* _Data listing_:

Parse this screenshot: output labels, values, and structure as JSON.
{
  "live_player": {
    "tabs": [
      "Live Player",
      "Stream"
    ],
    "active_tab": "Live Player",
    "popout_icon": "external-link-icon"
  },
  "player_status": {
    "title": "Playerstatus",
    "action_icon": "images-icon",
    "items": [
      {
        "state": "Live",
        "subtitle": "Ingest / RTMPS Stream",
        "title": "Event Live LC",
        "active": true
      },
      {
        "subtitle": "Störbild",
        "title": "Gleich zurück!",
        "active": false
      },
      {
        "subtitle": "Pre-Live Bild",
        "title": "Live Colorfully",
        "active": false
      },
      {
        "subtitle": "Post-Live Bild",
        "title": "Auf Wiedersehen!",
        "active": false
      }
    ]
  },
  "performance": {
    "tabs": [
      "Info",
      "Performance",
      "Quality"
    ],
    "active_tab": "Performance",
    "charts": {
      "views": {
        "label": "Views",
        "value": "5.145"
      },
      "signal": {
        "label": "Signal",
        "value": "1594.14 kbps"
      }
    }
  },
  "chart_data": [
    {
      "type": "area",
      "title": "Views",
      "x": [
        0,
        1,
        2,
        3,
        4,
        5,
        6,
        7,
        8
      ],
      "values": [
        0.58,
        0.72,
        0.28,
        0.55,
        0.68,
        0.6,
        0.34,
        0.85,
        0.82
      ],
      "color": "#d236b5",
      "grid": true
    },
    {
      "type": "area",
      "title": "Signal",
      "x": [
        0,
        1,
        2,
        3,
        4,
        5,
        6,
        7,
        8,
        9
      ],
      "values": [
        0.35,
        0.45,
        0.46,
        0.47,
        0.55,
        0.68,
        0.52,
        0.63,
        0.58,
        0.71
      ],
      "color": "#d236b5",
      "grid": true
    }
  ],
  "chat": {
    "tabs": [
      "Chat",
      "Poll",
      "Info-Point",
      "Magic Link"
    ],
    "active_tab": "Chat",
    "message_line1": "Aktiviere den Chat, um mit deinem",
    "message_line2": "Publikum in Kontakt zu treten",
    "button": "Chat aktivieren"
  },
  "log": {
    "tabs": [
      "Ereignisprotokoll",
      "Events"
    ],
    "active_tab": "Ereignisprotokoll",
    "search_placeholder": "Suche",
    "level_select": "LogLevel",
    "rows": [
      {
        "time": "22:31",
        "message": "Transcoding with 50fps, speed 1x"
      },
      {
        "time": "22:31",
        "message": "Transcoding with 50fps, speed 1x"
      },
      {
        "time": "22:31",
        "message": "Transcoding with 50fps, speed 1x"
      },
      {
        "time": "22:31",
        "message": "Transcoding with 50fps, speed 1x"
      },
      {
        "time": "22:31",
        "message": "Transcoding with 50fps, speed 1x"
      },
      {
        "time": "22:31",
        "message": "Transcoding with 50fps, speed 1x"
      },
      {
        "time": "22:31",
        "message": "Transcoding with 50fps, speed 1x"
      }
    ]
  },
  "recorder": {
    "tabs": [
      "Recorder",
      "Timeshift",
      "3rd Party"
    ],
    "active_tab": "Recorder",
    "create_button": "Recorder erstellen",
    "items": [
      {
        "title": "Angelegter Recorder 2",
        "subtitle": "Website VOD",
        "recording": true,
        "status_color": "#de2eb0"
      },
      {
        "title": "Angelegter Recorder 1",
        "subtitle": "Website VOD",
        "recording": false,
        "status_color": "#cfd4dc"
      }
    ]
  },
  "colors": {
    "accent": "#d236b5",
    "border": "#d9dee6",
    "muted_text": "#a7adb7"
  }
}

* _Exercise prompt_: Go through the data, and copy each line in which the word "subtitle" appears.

* _Answer to this task_:
        "subtitle": "Ingest / RTMPS Stream",
        "subtitle": "Störbild",
        "subtitle": "Pre-Live Bild",
        "subtitle": "Post-Live Bild",
        "subtitle": "Website VOD",
        "subtitle": "Website VOD",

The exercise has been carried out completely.